I’d like to comment on James Hall’s letter to the editor (Sept. 11) in reference to AR-15s purchased from an FFL dealer not being a weapon of war. Aside from the NRA and the Second Amendment, about each of which volumes have been written, I want everyone who reads our local newspaper to know the real reason these guns should be outlawed. This is from an article I read of a CT scan made from a regular gunshot wound as opposed to an AR-15 wound (“The Difference Between AR-15 and Normal Gunshot Wounds,” Outside The Beltway, Feb. 22, 2018, bit.ly/2mnx0Hj).
Heather Sher, a radiologist who has worked multiple mass shootings, points to a critical difference between incidents involving AR-15 rifles and ordinary handguns.
“As I opened the CT scan last week to read the next case, I was baffled. The history simply read ‘gunshot wound.’ I have been a radiologist in one of the busiest trauma centers in the nation for 13 years, and have diagnosed thousands of handgun injuries to the brain, lung, liver, spleen, bowel and other vital organs. I thought that I knew all that I needed to know about gunshot wounds, but the specific pattern of injury on my computer screen was one that I had seen only once before.
In a typical handgun injury that I diagnose almost daily, a bullet leaves a laceration through an organ like the liver. To a radiologist, it appears as a linear, thin, gray bullet track through the organ. There may be bleeding and some bullet fragments.
I was looking at a CT scan of one of the victims of the shooting at Marjory Stoneman Douglas High School, who had been brought to the trauma center during my call shift. The organ looked like an overripe melon smashed by a sledgehammer, with extensive bleeding. How could a gunshot wound have caused this much damage?
The reaction in the emergency room was the same. One of the trauma surgeons opened a young victim in the operating room, and found only shreds of the organ that had been hit by a bullet from an AR-15, a semi-automatic rifle which delivers a devastatingly lethal, high-velocity bullet to the victim. There was nothing left to repair, and utterly, devastatingly, nothing that could be done to fix the problem. The injury was fatal.”
For this reason alone, it should be enough to outlaw AR-15s. Yes, mental health should also be addressed.

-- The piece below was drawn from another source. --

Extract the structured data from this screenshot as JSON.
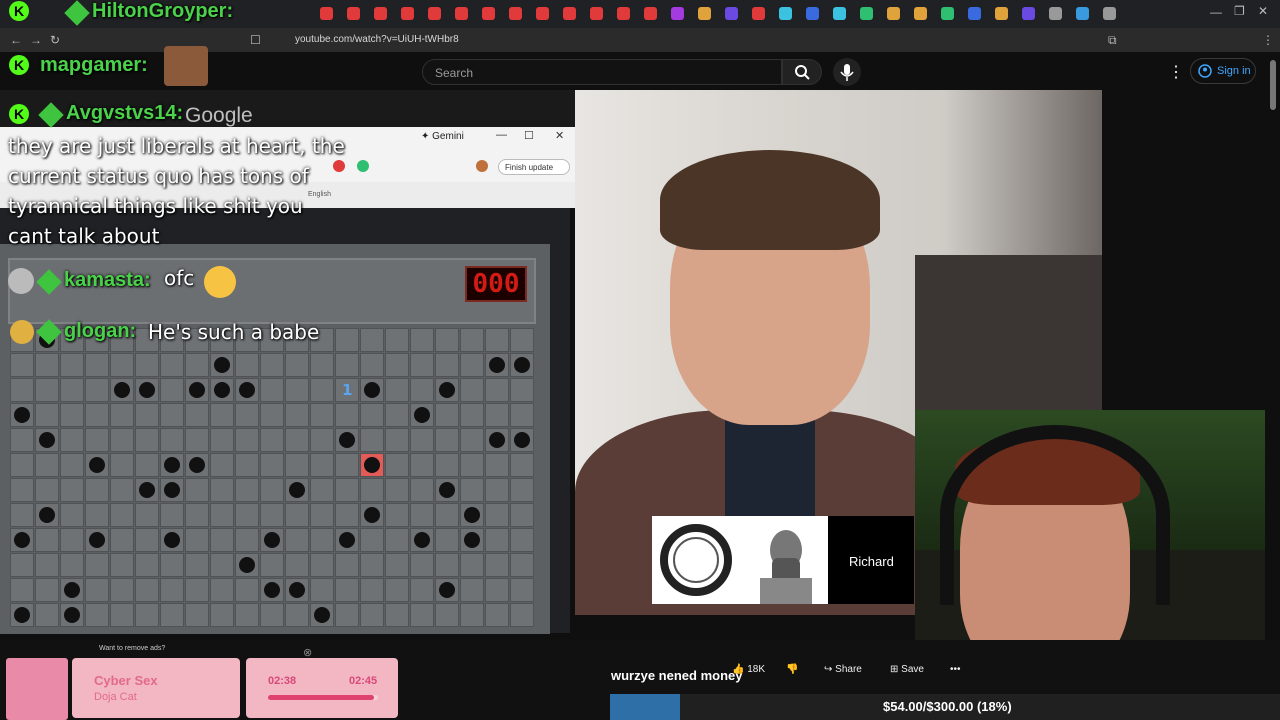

It will take years for our medical community and health care providers to catch up and get under control, our out-of-control mental illnesses in this country. It would take a day to outlaw AR-15s for sale and offer a reimbursement (buyback) for present AR-15 owners in the U.S.
Alan Held lives in Tinmouth.